What the exercise asks -
Write out every record below exactly as it appears.

__________________________________________________

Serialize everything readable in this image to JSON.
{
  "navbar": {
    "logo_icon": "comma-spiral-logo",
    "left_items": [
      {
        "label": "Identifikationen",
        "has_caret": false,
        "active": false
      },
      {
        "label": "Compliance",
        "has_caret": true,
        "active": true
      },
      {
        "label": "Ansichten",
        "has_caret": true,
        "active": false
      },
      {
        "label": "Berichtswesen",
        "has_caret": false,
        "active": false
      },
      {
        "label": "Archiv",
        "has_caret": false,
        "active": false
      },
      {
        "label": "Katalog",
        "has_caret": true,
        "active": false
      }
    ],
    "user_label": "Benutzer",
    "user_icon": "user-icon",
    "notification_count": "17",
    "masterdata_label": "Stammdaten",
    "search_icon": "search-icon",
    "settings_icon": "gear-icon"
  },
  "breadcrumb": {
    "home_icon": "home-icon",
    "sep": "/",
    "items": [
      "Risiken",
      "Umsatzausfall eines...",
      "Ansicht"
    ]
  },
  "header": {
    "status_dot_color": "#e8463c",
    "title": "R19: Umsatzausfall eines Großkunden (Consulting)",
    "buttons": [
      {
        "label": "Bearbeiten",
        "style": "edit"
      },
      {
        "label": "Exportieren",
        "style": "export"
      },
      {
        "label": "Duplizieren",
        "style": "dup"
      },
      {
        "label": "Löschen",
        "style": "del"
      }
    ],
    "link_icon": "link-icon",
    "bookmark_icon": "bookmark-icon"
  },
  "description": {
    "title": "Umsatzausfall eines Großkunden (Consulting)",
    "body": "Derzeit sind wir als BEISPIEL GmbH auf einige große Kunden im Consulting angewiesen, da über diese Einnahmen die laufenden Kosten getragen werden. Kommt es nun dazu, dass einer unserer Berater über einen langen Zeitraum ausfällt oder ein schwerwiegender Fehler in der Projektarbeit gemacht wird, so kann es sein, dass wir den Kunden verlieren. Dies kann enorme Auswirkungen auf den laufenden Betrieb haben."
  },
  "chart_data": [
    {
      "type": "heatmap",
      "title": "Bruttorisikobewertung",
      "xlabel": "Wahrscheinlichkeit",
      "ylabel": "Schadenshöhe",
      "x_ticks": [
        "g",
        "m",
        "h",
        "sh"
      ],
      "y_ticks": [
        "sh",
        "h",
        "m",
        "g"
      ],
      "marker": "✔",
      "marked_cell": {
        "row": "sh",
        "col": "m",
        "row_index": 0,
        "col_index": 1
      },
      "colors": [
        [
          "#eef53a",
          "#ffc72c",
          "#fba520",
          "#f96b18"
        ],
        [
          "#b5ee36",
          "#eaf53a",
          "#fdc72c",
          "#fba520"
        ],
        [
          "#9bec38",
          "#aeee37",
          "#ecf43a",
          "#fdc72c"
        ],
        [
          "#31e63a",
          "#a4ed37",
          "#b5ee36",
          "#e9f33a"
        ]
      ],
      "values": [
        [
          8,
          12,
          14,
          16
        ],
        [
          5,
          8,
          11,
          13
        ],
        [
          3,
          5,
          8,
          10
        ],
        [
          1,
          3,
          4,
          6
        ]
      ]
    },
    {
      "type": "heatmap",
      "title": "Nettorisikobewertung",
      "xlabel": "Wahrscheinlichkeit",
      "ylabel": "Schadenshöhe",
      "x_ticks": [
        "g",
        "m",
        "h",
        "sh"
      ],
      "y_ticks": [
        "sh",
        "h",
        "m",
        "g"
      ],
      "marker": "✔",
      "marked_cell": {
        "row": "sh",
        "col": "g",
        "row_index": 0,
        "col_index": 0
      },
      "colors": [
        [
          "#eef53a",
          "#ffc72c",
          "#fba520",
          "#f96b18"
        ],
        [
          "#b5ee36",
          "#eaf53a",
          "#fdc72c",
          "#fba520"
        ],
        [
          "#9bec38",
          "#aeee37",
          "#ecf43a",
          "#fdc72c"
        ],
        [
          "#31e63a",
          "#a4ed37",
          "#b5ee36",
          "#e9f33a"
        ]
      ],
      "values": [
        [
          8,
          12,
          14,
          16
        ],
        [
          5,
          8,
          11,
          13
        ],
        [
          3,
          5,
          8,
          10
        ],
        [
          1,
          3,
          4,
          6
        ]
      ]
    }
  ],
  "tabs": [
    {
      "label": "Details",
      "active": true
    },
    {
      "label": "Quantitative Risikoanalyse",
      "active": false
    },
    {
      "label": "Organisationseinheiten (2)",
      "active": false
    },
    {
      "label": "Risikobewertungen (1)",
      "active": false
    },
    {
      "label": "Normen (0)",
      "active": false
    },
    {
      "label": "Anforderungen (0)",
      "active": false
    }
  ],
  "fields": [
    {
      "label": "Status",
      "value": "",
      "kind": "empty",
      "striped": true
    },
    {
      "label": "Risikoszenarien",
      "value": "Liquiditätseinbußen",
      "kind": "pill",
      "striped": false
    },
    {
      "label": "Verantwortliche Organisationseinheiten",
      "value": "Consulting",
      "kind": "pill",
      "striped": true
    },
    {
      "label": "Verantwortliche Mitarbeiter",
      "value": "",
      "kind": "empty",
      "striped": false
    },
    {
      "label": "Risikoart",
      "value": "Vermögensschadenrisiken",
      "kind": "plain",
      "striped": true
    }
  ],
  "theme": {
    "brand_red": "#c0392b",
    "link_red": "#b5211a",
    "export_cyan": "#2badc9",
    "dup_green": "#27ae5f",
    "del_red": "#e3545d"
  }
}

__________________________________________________

Result of this exercise -
Serialize everything readable in this image to JSON.
{
  "navbar": {
    "logo_icon": "comma-spiral-logo",
    "left_items": [
      {
        "label": "Identifikationen",
        "has_caret": false,
        "active": false
      },
      {
        "label": "Compliance",
        "has_caret": true,
        "active": true
      },
      {
        "label": "Ansichten",
        "has_caret": true,
        "active": false
      },
      {
        "label": "Berichtswesen",
        "has_caret": false,
        "active": false
      },
      {
        "label": "Archiv",
        "has_caret": false,
        "active": false
      },
      {
        "label": "Katalog",
        "has_caret": true,
        "active": false
      }
    ],
    "user_label": "Benutzer",
    "user_icon": "user-icon",
    "notification_count": "17",
    "masterdata_label": "Stammdaten",
    "search_icon": "search-icon",
    "settings_icon": "gear-icon"
  },
  "breadcrumb": {
    "home_icon": "home-icon",
    "sep": "/",
    "items": [
      "Risiken",
      "Umsatzausfall eines...",
      "Ansicht"
    ]
  },
  "header": {
    "status_dot_color": "#e8463c",
    "title": "R19: Umsatzausfall eines Großkunden (Consulting)",
    "buttons": [
      {
        "label": "Bearbeiten",
        "style": "edit"
      },
      {
        "label": "Exportieren",
        "style": "export"
      },
      {
        "label": "Duplizieren",
        "style": "dup"
      },
      {
        "label": "Löschen",
        "style": "del"
      }
    ],
    "link_icon": "link-icon",
    "bookmark_icon": "bookmark-icon"
  },
  "description": {
    "title": "Umsatzausfall eines Großkunden (Consulting)",
    "body": "Derzeit sind wir als BEISPIEL GmbH auf einige große Kunden im Consulting angewiesen, da über diese Einnahmen die laufenden Kosten getragen werden. Kommt es nun dazu, dass einer unserer Berater über einen langen Zeitraum ausfällt oder ein schwerwiegender Fehler in der Projektarbeit gemacht wird, so kann es sein, dass wir den Kunden verlieren. Dies kann enorme Auswirkungen auf den laufenden Betrieb haben."
  },
  "chart_data": [
    {
      "type": "heatmap",
      "title": "Bruttorisikobewertung",
      "xlabel": "Wahrscheinlichkeit",
      "ylabel": "Schadenshöhe",
      "x_ticks": [
        "g",
        "m",
        "h",
        "sh"
      ],
      "y_ticks": [
        "sh",
        "h",
        "m",
        "g"
      ],
      "marker": "✔",
      "marked_cell": {
        "row": "sh",
        "col": "m",
        "row_index": 0,
        "col_index": 1
      },
      "colors": [
        [
          "#eef53a",
          "#ffc72c",
          "#fba520",
          "#f96b18"
        ],
        [
          "#b5ee36",
          "#eaf53a",
          "#fdc72c",
          "#fba520"
        ],
        [
          "#9bec38",
          "#aeee37",
          "#ecf43a",
          "#fdc72c"
        ],
        [
          "#31e63a",
          "#a4ed37",
          "#b5ee36",
          "#e9f33a"
        ]
      ],
      "values": [
        [
          8,
          12,
          14,
          16
        ],
        [
          5,
          8,
          11,
          13
        ],
        [
          3,
          5,
          8,
          10
        ],
        [
          1,
          3,
          4,
          6
        ]
      ]
    },
    {
      "type": "heatmap",
      "title": "Nettorisikobewertung",
      "xlabel": "Wahrscheinlichkeit",
      "ylabel": "Schadenshöhe",
      "x_ticks": [
        "g",
        "m",
        "h",
        "sh"
      ],
      "y_ticks": [
        "sh",
        "h",
        "m",
        "g"
      ],
      "marker": "✔",
      "marked_cell": {
        "row": "sh",
        "col": "g",
        "row_index": 0,
        "col_index": 0
      },
      "colors": [
        [
          "#eef53a",
          "#ffc72c",
          "#fba520",
          "#f96b18"
        ],
        [
          "#b5ee36",
          "#eaf53a",
          "#fdc72c",
          "#fba520"
        ],
        [
          "#9bec38",
          "#aeee37",
          "#ecf43a",
          "#fdc72c"
        ],
        [
          "#31e63a",
          "#a4ed37",
          "#b5ee36",
          "#e9f33a"
        ]
      ],
      "values": [
        [
          8,
          12,
          14,
          16
        ],
        [
          5,
          8,
          11,
          13
        ],
        [
          3,
          5,
          8,
          10
        ],
        [
          1,
          3,
          4,
          6
        ]
      ]
    }
  ],
  "tabs": [
    {
      "label": "Details",
      "active": true
    },
    {
      "label": "Quantitative Risikoanalyse",
      "active": false
    },
    {
      "label": "Organisationseinheiten (2)",
      "active": false
    },
    {
      "label": "Risikobewertungen (1)",
      "active": false
    },
    {
      "label": "Normen (0)",
      "active": false
    },
    {
      "label": "Anforderungen (0)",
      "active": false
    }
  ],
  "fields": [
    {
      "label": "Status",
      "value": "",
      "kind": "empty",
      "striped": true
    },
    {
      "label": "Risikoszenarien",
      "value": "Liquiditätseinbußen",
      "kind": "pill",
      "striped": false
    },
    {
      "label": "Verantwortliche Organisationseinheiten",
      "value": "Consulting",
      "kind": "pill",
      "striped": true
    },
    {
      "label": "Verantwortliche Mitarbeiter",
      "value": "",
      "kind": "empty",
      "striped": false
    },
    {
      "label": "Risikoart",
      "value": "Vermögensschadenrisiken",
      "kind": "plain",
      "striped": true
    }
  ],
  "theme": {
    "brand_red": "#c0392b",
    "link_red": "#b5211a",
    "export_cyan": "#2badc9",
    "dup_green": "#27ae5f",
    "del_red": "#e3545d"
  }
}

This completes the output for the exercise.